Shell tar sands project would harm land, water and First Nation rights but review panel rubber stamps it anyway
Late yesterday, while the nation was still reeling from the Lac Megantic tragedy, the Joint Review Panel announced its approval of Shell’s tarsands Jackpine Mine expansion.
Combined with other already approved tar sands projects, the Jackpine mine will ensure the tar sands exceed Alberta’s pollution limits for air quality, wildlife habitat and the Athabasca River. The expansion will also accelerate the already overwhelming impacts of the tar sands, putting more pressure on pipeline and rail transport at a time when both industries are under heavy scrutiny for safety concerns and spill disasters.
The Jackpine Mine expansion alone will add another 100,000 barrels of bitumen production per year and extend the life of the mine until 2049. It will create a pit lake that once full will hold 486 billion litres of toxic waste, including mercury, lead and arsenic. It will violate the constitutionally protected rights of the Athabasca Chipewyan First Nation (ACFN) and other Indigenous groups in the area, threatening their health and destroying 21 kilometers of the Muskeg River - a culturally significant waterway for their traditional practices.

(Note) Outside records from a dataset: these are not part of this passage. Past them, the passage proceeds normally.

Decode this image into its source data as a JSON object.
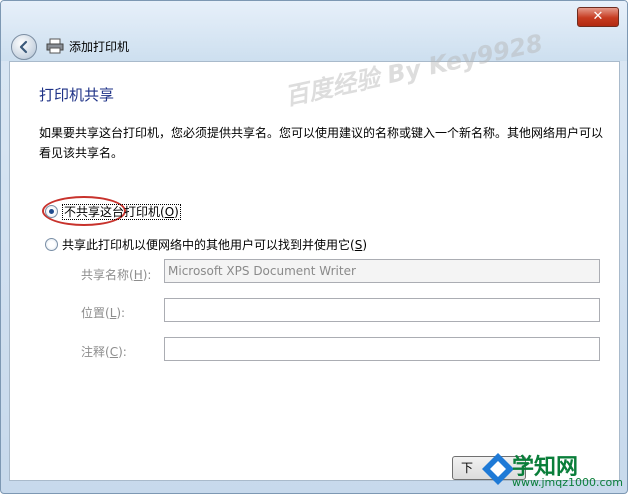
{
  "window": {
    "title": "添加打印机",
    "close_label": "✕"
  },
  "page": {
    "heading": "打印机共享",
    "description": "如果要共享这台打印机，您必须提供共享名。您可以使用建议的名称或键入一个新名称。其他网络用户可以看见该共享名。"
  },
  "options": {
    "no_share_text": "不共享这台打印机",
    "no_share_accel_open": "(",
    "no_share_accel": "O",
    "no_share_accel_close": ")",
    "share_text": "共享此打印机以便网络中的其他用户可以找到并使用它",
    "share_accel_open": "(",
    "share_accel": "S",
    "share_accel_close": ")",
    "selected": "no_share"
  },
  "fields": {
    "share_name_label": "共享名称(",
    "share_name_accel": "H",
    "share_name_tail": "):",
    "share_name_value": "Microsoft XPS Document Writer",
    "location_label": "位置(",
    "location_accel": "L",
    "location_tail": "):",
    "location_value": "",
    "comment_label": "注释(",
    "comment_accel": "C",
    "comment_tail": "):",
    "comment_value": ""
  },
  "buttons": {
    "next_label": "下"
  },
  "watermark": {
    "text": "百度经验 By Key9928",
    "site_name": "学知网",
    "site_url": "www.jmqz1000.com"
  },
  "colors": {
    "heading": "#1e3287",
    "highlight": "#c8322c",
    "logo_green": "#0a7e3a"
  }
}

The expansion will also add 1.18 million tonnes of greenhouse gases to the atmosphere – the equivalent to the carbon pollution of 280,000 cars. This comes at a time when we are dealing with extreme flooding, heat waves and forest fires across North America.
More than 50,000 people from Canada and the United States sent in comments to the Joint Review Panel and to the CEO of Shell Canada stating their opposition to the tar sands project.
One of the most disturbing things about the decision is that the panel admitted the reality of many of these impacts yet approved the project anyway.
In its decision, the panel said: “The Project, in combination with past, present, and reasonably foreseeable future projects, would likely result in significant adverse cumulative effects on wetlands; old-growth forests; traditional plant potential areas; wetland-reliant species at risk and migratory birds; old- growth forest-reliant species at risk and migratory birds; caribou; biodiversity; and Aboriginal TLU, rights, and culture.”
It also acknowledged that “some types of habitat cannot be reclaimed, the landscape will be significantly altered, and some species loss may be irreversible.”
As the ACFN’s Eriel Deranger says: “the JRP has prioritized oil industry profits before the health and well being of communities and the environment.”
It’s now up to the Alberta and federal governments, who have the final say on the matter. If they approve a project that by Shell's own admission will lead to industry exceeding the province’s pollution limits, they will destroy the last vestiges of credibility they have in claiming they’re overseeing sustainable development.
Targets are meaningless without the political will to enforce them. Apparently, the hope of real environmental policy is good enough for the Joint Review Panel, but hope won't protect water, air or First Nations’ constitutionally protected rights.
Will First Nation and environmental rights take a back seat as the destruction of the land, and water continues?
The choice is yours Premier Redford and Prime Minister Harper – what will it be – oil or people?